[Data about app and page elements]

::::::::::

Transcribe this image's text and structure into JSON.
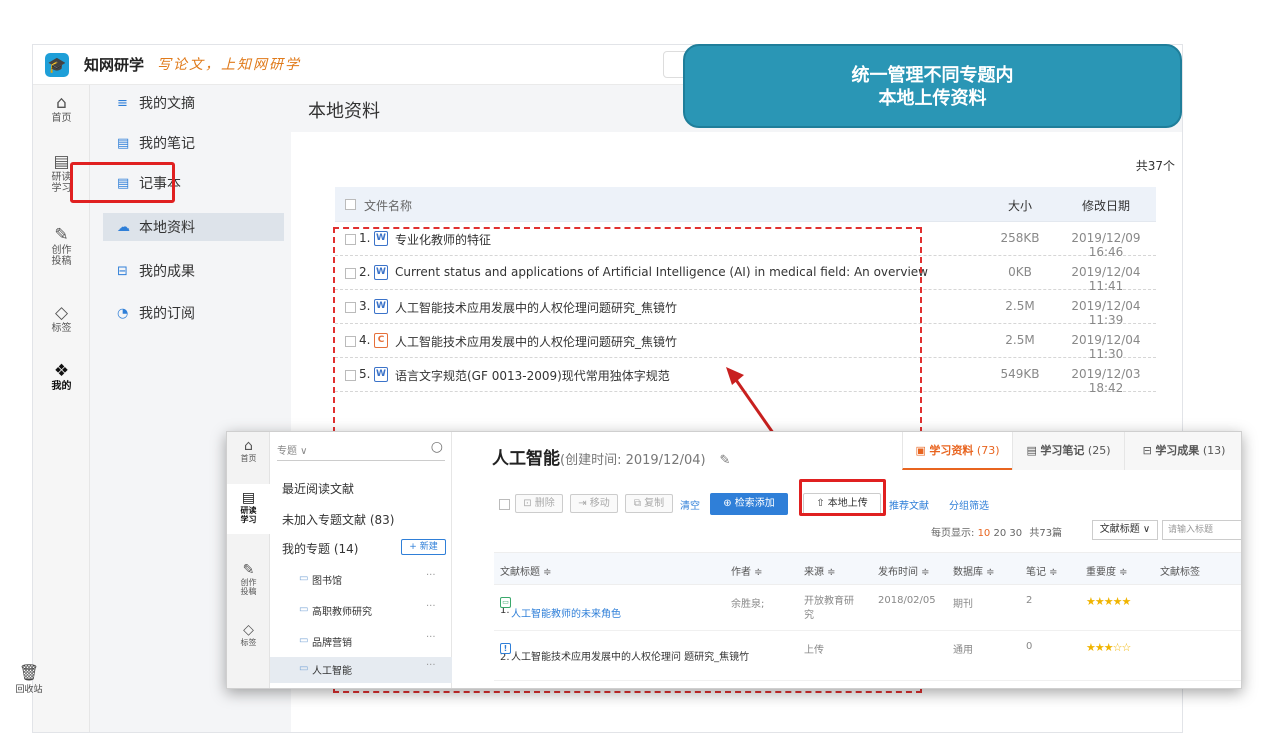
{
  "app": {
    "brand": "知网研学",
    "slogan": "写论文，上知网研学",
    "logo_icon": "graduation-cap-icon"
  },
  "rail": [
    {
      "label": "首页",
      "icon": "⌂"
    },
    {
      "label": "研读\n学习",
      "icon": "▤"
    },
    {
      "label": "创作\n投稿",
      "icon": "✎"
    },
    {
      "label": "标签",
      "icon": "◇"
    },
    {
      "label": "我的",
      "icon": "❖"
    }
  ],
  "trash": {
    "label": "回收站",
    "icon": "🗑"
  },
  "nav2": [
    {
      "label": "我的文摘",
      "icon": "≡"
    },
    {
      "label": "我的笔记",
      "icon": "▤"
    },
    {
      "label": "记事本",
      "icon": "▤"
    },
    {
      "label": "本地资料",
      "icon": "☁"
    },
    {
      "label": "我的成果",
      "icon": "⊟"
    },
    {
      "label": "我的订阅",
      "icon": "◔"
    }
  ],
  "main": {
    "title": "本地资料",
    "total": "共37个",
    "columns": {
      "name": "文件名称",
      "size": "大小",
      "date": "修改日期"
    },
    "rows": [
      {
        "num": "1.",
        "type": "W",
        "name": "专业化教师的特征",
        "size": "258KB",
        "date": "2019/12/09 16:46"
      },
      {
        "num": "2.",
        "type": "W",
        "name": "Current status and applications of Artificial Intelligence (AI) in medical field: An overview",
        "size": "0KB",
        "date": "2019/12/04 11:41"
      },
      {
        "num": "3.",
        "type": "W",
        "name": "人工智能技术应用发展中的人权伦理问题研究_焦镜竹",
        "size": "2.5M",
        "date": "2019/12/04 11:39"
      },
      {
        "num": "4.",
        "type": "C",
        "name": "人工智能技术应用发展中的人权伦理问题研究_焦镜竹",
        "size": "2.5M",
        "date": "2019/12/04 11:30"
      },
      {
        "num": "5.",
        "type": "W",
        "name": "语言文字规范(GF 0013-2009)现代常用独体字规范",
        "size": "549KB",
        "date": "2019/12/03 18:42"
      }
    ]
  },
  "callout": {
    "line1": "统一管理不同专题内",
    "line2": "本地上传资料"
  },
  "inner": {
    "rail": [
      {
        "label": "首页",
        "icon": "⌂"
      },
      {
        "label": "研读\n学习",
        "icon": "▤"
      },
      {
        "label": "创作\n投稿",
        "icon": "✎"
      },
      {
        "label": "标签",
        "icon": "◇"
      }
    ],
    "search_placeholder": "专题 ∨",
    "recent": "最近阅读文献",
    "unadded": "未加入专题文献 (83)",
    "my_topics": "我的专题 (14)",
    "new_btn": "+ 新建",
    "folders": [
      "图书馆",
      "高职教师研究",
      "品牌营销",
      "人工智能"
    ],
    "title": "人工智能",
    "title_sub": "(创建时间: 2019/12/04)",
    "tabs": [
      {
        "label": "学习资料",
        "count": "(73)"
      },
      {
        "label": "学习笔记",
        "count": "(25)"
      },
      {
        "label": "学习成果",
        "count": "(13)"
      }
    ],
    "toolbar": {
      "delete": "删除",
      "move": "移动",
      "copy": "复制",
      "clear": "清空",
      "search_add": "检索添加",
      "upload": "本地上传",
      "recommend": "推荐文献",
      "group_filter": "分组筛选"
    },
    "page_info": {
      "prefix": "每页显示:",
      "opts": [
        "10",
        "20",
        "30"
      ],
      "total": "共73篇",
      "sort": "文献标题 ∨",
      "input_placeholder": "请输入标题"
    },
    "columns": [
      "文献标题 ≑",
      "作者 ≑",
      "来源 ≑",
      "发布时间 ≑",
      "数据库 ≑",
      "笔记 ≑",
      "重要度 ≑",
      "文献标签"
    ],
    "rows": [
      {
        "num": "1.",
        "title": "人工智能教师的未来角色",
        "author": "余胜泉;",
        "source": "开放教育研\n究",
        "date": "2018/02/05",
        "db": "期刊",
        "notes": "2",
        "stars": "★★★★★"
      },
      {
        "num": "2.",
        "title": "人工智能技术应用发展中的人权伦理问\n题研究_焦镜竹",
        "author": "",
        "source": "上传",
        "date": "",
        "db": "通用",
        "notes": "0",
        "stars": "★★★☆☆"
      }
    ]
  }
}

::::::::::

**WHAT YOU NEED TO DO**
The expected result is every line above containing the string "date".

**SOLUTION TO THE EXERCISE**
      "date": "修改日期"
        "date": "2019/12/09 16:46"
        "date": "2019/12/04 11:41"
        "date": "2019/12/04 11:39"
        "date": "2019/12/04 11:30"
        "date": "2019/12/03 18:42"
        "date": "2018/02/05",
        "date": "",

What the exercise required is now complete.